Asked in caucus when the media package would be ready, the Prime Minister told Labor MPs yesterday that the changes needed more time.
On the Palestinian UN vote, Ms Gillard and Senator Carr issued a joint statement last night saying that Australia would abstain if the vote was put to the UN.
Cabinet ministers who opposed the Prime Minister's initial decision to oppose the move to give Palestine observer status included Senator Carr and his portfolio partner and strong supporter of Ms Gillard, Trade Minister Craig Emerson, as well as Climate Change Minister Greg Combet and influential NSW right winger and Water Minister Tony Burke.

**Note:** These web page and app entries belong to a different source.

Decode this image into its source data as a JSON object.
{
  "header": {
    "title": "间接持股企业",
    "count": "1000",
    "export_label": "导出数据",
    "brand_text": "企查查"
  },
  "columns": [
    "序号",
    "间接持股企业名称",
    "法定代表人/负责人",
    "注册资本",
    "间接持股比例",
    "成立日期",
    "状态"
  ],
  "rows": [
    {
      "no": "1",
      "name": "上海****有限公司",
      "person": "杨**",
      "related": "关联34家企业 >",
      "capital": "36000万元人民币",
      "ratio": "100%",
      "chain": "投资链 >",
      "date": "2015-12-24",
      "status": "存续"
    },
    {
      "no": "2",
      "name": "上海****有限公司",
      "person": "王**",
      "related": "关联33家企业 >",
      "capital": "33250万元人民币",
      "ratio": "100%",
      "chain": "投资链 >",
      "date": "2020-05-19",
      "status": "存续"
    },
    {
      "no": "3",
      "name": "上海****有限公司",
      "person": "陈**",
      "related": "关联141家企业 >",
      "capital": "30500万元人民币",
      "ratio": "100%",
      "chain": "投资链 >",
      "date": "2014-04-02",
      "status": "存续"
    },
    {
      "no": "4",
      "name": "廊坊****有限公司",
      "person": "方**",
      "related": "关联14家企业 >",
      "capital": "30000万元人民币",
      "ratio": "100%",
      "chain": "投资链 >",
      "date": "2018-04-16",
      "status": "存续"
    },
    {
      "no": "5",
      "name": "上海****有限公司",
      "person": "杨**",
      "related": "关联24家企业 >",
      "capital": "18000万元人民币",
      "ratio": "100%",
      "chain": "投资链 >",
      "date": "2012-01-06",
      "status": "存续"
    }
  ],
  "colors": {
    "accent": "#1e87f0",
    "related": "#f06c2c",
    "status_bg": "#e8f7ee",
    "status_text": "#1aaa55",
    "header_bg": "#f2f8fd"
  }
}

Ministers argued that the decision needed to take into account Australia's upcoming position on the UN Security Council and would not be seen as being anti-US or anti-Israel. Senator Carr said there had been no adverse reaction from the US, which will oppose the motion, after Australia announced its position.
Greens leader Christine Milne said that Australia, "as a newly elected member of the UN Security Council and a country which ostensibly supported a peaceful two-state solution, should vote for recognition of Palestine as a non-member state observer at the UN this week, rather than abstaining".
"Recognising Palestine as a non-member state observer at the UN would be an important peaceful step towards a peaceful, two-state solution in the Middle East, an aim the government says they support," Senator Milne said.
"Now that we have been elected to the Security Council, it is important that Australia stands up with an independent foreign policy, but this first major decision since our elevation does not bode well."